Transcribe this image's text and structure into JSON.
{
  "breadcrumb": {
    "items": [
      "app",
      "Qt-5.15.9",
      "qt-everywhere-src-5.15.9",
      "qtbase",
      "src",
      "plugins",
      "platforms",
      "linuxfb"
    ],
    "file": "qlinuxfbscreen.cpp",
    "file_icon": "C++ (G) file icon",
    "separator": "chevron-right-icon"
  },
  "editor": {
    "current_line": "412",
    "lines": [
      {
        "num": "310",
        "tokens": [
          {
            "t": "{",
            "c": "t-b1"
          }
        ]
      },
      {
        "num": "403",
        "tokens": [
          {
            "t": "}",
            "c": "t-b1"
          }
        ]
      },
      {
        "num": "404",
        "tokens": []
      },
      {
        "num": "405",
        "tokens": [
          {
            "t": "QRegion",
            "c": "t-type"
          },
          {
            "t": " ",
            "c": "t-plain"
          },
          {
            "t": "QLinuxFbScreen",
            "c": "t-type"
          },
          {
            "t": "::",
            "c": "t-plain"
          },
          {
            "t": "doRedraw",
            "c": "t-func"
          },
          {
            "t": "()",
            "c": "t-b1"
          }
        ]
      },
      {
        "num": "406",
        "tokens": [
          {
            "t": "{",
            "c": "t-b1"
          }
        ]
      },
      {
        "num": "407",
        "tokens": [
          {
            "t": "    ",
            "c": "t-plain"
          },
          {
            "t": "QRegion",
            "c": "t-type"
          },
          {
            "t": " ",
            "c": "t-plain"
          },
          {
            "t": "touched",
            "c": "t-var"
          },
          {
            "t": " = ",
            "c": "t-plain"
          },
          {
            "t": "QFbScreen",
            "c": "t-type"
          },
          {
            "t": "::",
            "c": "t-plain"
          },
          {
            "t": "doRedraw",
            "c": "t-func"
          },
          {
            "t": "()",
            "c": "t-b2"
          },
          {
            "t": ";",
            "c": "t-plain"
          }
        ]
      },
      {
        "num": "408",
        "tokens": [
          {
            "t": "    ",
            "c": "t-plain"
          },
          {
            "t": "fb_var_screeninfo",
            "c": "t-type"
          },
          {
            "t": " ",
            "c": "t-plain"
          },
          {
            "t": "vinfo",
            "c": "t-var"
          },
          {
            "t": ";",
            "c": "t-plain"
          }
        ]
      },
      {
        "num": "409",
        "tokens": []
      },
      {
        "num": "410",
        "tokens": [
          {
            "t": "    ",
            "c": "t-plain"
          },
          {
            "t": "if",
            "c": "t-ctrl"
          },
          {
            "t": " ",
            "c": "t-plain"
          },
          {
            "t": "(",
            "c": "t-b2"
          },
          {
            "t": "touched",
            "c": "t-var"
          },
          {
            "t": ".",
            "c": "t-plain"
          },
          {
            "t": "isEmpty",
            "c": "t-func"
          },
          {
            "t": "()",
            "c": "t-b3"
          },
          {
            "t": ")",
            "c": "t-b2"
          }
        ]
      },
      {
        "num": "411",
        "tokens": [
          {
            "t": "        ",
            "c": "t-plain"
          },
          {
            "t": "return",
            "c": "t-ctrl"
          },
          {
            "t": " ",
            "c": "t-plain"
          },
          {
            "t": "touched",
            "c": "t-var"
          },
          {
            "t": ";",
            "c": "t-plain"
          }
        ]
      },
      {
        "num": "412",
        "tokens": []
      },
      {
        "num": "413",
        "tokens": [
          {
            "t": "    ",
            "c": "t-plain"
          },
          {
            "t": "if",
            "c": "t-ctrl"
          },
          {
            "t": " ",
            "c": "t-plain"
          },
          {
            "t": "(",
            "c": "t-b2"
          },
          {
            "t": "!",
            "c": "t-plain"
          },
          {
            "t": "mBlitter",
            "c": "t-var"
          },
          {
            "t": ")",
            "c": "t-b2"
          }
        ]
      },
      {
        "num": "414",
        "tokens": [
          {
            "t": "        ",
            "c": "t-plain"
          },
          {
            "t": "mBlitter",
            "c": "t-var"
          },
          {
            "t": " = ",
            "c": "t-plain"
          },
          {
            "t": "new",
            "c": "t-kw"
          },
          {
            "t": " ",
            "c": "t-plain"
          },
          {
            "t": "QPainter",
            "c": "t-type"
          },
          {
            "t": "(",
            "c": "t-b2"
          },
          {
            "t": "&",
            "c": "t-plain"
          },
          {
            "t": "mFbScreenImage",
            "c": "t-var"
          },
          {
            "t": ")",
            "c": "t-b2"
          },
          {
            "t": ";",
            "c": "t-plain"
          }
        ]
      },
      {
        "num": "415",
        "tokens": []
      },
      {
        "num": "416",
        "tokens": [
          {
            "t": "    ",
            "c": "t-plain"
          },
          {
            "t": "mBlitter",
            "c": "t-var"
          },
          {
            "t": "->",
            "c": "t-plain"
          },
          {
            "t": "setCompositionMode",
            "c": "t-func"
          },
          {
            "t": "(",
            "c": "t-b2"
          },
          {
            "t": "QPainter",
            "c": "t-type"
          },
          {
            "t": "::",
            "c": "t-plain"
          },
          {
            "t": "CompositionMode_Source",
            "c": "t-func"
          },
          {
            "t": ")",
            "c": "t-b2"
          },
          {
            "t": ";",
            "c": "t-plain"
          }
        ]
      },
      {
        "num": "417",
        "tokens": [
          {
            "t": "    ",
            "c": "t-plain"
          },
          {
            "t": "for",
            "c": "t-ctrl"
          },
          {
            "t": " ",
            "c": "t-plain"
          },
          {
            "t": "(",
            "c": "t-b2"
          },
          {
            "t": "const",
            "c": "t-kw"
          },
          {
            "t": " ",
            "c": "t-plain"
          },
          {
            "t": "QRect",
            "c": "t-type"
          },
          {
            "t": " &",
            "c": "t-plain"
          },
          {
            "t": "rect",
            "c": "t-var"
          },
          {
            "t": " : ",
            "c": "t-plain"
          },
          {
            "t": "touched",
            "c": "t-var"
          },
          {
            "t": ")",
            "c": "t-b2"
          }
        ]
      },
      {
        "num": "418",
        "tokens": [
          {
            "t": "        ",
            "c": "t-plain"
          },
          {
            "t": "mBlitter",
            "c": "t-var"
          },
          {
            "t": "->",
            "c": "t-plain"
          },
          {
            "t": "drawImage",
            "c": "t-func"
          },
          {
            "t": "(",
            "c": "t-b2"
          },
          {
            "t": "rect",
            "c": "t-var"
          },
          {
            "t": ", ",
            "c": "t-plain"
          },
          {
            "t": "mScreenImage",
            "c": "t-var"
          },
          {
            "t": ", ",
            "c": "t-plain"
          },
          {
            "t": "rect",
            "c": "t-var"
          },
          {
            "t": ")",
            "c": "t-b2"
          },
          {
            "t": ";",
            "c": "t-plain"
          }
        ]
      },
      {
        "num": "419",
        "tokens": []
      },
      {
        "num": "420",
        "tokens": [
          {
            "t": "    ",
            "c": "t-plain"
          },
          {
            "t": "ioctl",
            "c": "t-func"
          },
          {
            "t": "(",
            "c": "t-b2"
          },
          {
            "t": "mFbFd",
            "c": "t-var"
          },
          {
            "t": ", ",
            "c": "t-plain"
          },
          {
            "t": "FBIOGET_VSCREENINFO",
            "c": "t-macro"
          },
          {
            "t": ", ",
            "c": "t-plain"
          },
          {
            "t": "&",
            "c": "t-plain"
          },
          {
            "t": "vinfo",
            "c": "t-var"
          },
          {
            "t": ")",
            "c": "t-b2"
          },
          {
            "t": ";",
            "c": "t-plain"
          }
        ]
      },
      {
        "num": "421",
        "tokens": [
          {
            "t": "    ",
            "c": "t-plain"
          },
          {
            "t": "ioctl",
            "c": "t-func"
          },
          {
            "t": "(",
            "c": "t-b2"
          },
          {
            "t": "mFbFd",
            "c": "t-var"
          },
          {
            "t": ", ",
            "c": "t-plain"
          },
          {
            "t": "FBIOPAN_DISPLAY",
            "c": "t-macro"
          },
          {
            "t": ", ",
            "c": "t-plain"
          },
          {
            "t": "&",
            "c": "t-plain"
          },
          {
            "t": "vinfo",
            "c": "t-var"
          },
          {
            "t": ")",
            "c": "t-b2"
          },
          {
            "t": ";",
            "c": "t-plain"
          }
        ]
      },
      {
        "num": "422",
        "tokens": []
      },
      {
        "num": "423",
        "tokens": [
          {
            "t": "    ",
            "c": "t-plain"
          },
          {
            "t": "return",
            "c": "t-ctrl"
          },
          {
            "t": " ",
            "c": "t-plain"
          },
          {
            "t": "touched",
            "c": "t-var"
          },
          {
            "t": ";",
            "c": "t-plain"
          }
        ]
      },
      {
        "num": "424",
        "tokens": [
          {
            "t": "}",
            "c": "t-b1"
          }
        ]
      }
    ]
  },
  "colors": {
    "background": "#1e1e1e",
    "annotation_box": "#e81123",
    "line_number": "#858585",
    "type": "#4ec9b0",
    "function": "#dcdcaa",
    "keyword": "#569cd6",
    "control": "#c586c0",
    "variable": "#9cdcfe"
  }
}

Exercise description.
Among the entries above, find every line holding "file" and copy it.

Output of the task.
    "file": "qlinuxfbscreen.cpp",
    "file_icon": "C++ (G) file icon",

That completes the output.